The CFTC - EC CCP accord - what it means for hedge funds

The CFTC and the European Commission agreed on a framework to recognize each other’s clearinghouses, central clearing counter-parties (CCP’s), as subject to the same regulatory oversight. The question comment from many traders is likely to be, “So what”. Well, this is a big deal. If this was not done, then US clearinghouses would not be qualifying CCPs under EU law. The impact would be that European banks carrying positions there would be subject to a penalty capital charges.   

Now, under this agreement, the European Securities and Markets Authority (ESMA) can authorize a US derivative clearing organization (DCO) as an equivalent to an EU qualifying CCP for bank capital requirements. The equivalence will occur if the US DCO’s provide for three changes to make them similar to EU CCP’s.  European CCP will now have to meet all of the requirements of a derivative clearing organization (DCO). This goes a long way to standardizing regulation for CCPs around the world and will reduce regulatory uncertainty. Of course, greater standardization means that there will be less innovation of opportunity for new approaches to risk management.

Nevertheless, we believe that this accord will have a strong impact on futures customers and the result will not good. Costs will go up either through increases in margin required, shuffling of FCM players, or implicit expenses because the FCM will have higher costs. Having house accounts hold more margin will make being a prop trading clearing firm more expensive. It is not clear that holding two-day margin will protect the market in a crisis. There is also a carve-out for agricultural positions. Having more pro-cyclicality in margin models is not easy to solve except by raising margins. Forcing "cover 2" default resources means that DCOs will want to have less FCM concentration. They should want to make being large more expensive. More diversification of FCM is good but in the near-term smaller clients of the largest FCM may be at risk.

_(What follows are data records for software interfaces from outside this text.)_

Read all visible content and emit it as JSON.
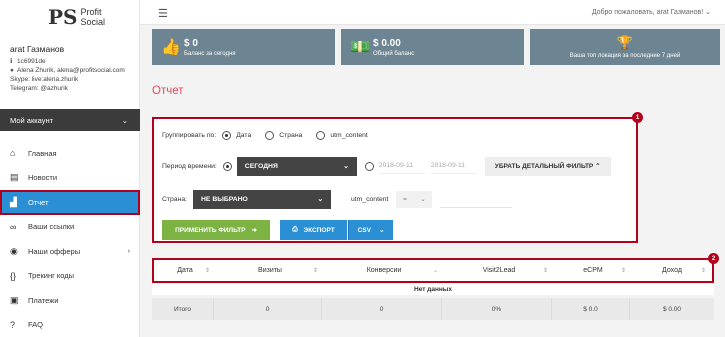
{
  "brand": {
    "mark": "PS",
    "line1": "Profit",
    "line2": "Social"
  },
  "topbar": {
    "welcome": "Добро пожаловать, arat Газманов! ⌄"
  },
  "user": {
    "name": "arat Газманов",
    "id": "1c6991de",
    "contact": "Alena Zhurik, alena@profitsocial.com",
    "skype": "Skype: live:alena.zhurik",
    "telegram": "Telegram: @azhurik"
  },
  "account_menu": {
    "label": "Мой аккаунт"
  },
  "nav": [
    {
      "label": "Главная",
      "icon": "home-icon"
    },
    {
      "label": "Новости",
      "icon": "news-icon"
    },
    {
      "label": "Отчет",
      "icon": "chart-icon",
      "active": true
    },
    {
      "label": "Ваши ссылки",
      "icon": "link-icon"
    },
    {
      "label": "Наши офферы",
      "icon": "offers-icon"
    },
    {
      "label": "Трекинг коды",
      "icon": "code-icon"
    },
    {
      "label": "Платежи",
      "icon": "wallet-icon"
    },
    {
      "label": "FAQ",
      "icon": "help-icon"
    }
  ],
  "stats": [
    {
      "value": "$ 0",
      "label": "Баланс за сегодня",
      "icon": "thumbs-up-icon"
    },
    {
      "value": "$ 0.00",
      "label": "Общий баланс",
      "icon": "money-icon"
    },
    {
      "value": "",
      "label": "Ваша топ локация за последние 7 дней",
      "icon": "trophy-icon"
    }
  ],
  "page": {
    "title": "Отчет"
  },
  "filter": {
    "badge": "1",
    "group_label": "Группировать по:",
    "group_options": [
      "Дата",
      "Страна",
      "utm_content"
    ],
    "group_selected": "Дата",
    "period_label": "Период времени:",
    "period_value": "СЕГОДНЯ",
    "date_from": "2018-09-11",
    "date_to": "2018-09-11",
    "remove_detail_filter": "УБРАТЬ ДЕТАЛЬНЫЙ ФИЛЬТР ⌃",
    "country_label": "Страна:",
    "country_value": "НЕ ВЫБРАНО",
    "utm_label": "utm_content",
    "utm_operator": "=",
    "apply_button": "ПРИМЕНИТЬ ФИЛЬТР",
    "export_button": "ЭКСПОРТ",
    "csv_button": "CSV"
  },
  "table": {
    "badge": "2",
    "columns": [
      "Дата",
      "Визиты",
      "Конверсии",
      "Visit2Lead",
      "eCPM",
      "Доход"
    ],
    "empty_text": "Нет данных",
    "totals": [
      "Итого",
      "0",
      "0",
      "0%",
      "$ 0.0",
      "$ 0.00"
    ]
  },
  "colors": {
    "accent": "#2b8fd6",
    "title": "#e8495e",
    "highlight": "#b3001b",
    "card": "#6d8592",
    "apply": "#7cb342"
  }
}
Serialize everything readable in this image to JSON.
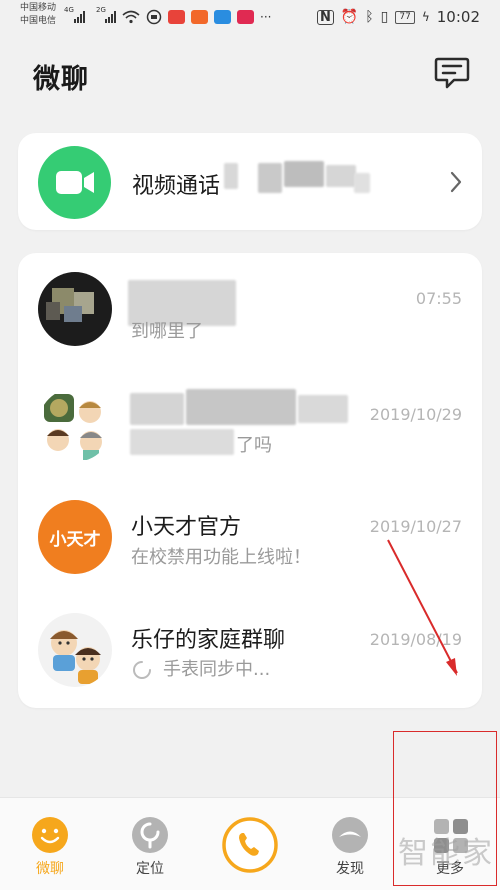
{
  "status_bar": {
    "carrier_1": "中国移动",
    "carrier_2": "中国电信",
    "network_1": "4G",
    "network_2": "2G",
    "more": "···",
    "battery": "77",
    "time": "10:02"
  },
  "header": {
    "title": "微聊",
    "compose_icon": "message-compose-icon"
  },
  "video_call": {
    "label": "视频通话",
    "icon": "video-camera-icon",
    "accent": "#35cc74"
  },
  "chats": [
    {
      "name": "",
      "last_message": "到哪里了",
      "time": "07:55"
    },
    {
      "name": "",
      "last_message": "了吗",
      "time": "2019/10/29"
    },
    {
      "name": "小天才官方",
      "last_message": "在校禁用功能上线啦！",
      "time": "2019/10/27",
      "avatar_text": "小天才",
      "avatar_color": "#f07e1f"
    },
    {
      "name": "乐仔的家庭群聊",
      "last_message": "手表同步中...",
      "time": "2019/08/19"
    }
  ],
  "tabbar": {
    "tabs": [
      {
        "label": "微聊",
        "icon": "smile-icon",
        "active": true
      },
      {
        "label": "定位",
        "icon": "location-icon",
        "active": false
      },
      {
        "label": "",
        "icon": "phone-icon",
        "active": false
      },
      {
        "label": "发现",
        "icon": "discover-icon",
        "active": false
      },
      {
        "label": "更多",
        "icon": "more-grid-icon",
        "active": false
      }
    ],
    "active_color": "#f6a71c"
  },
  "watermark": "智能家",
  "annotation_color": "#d92b2b"
}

The law of unintended consequences will show itself as these rules are implemented.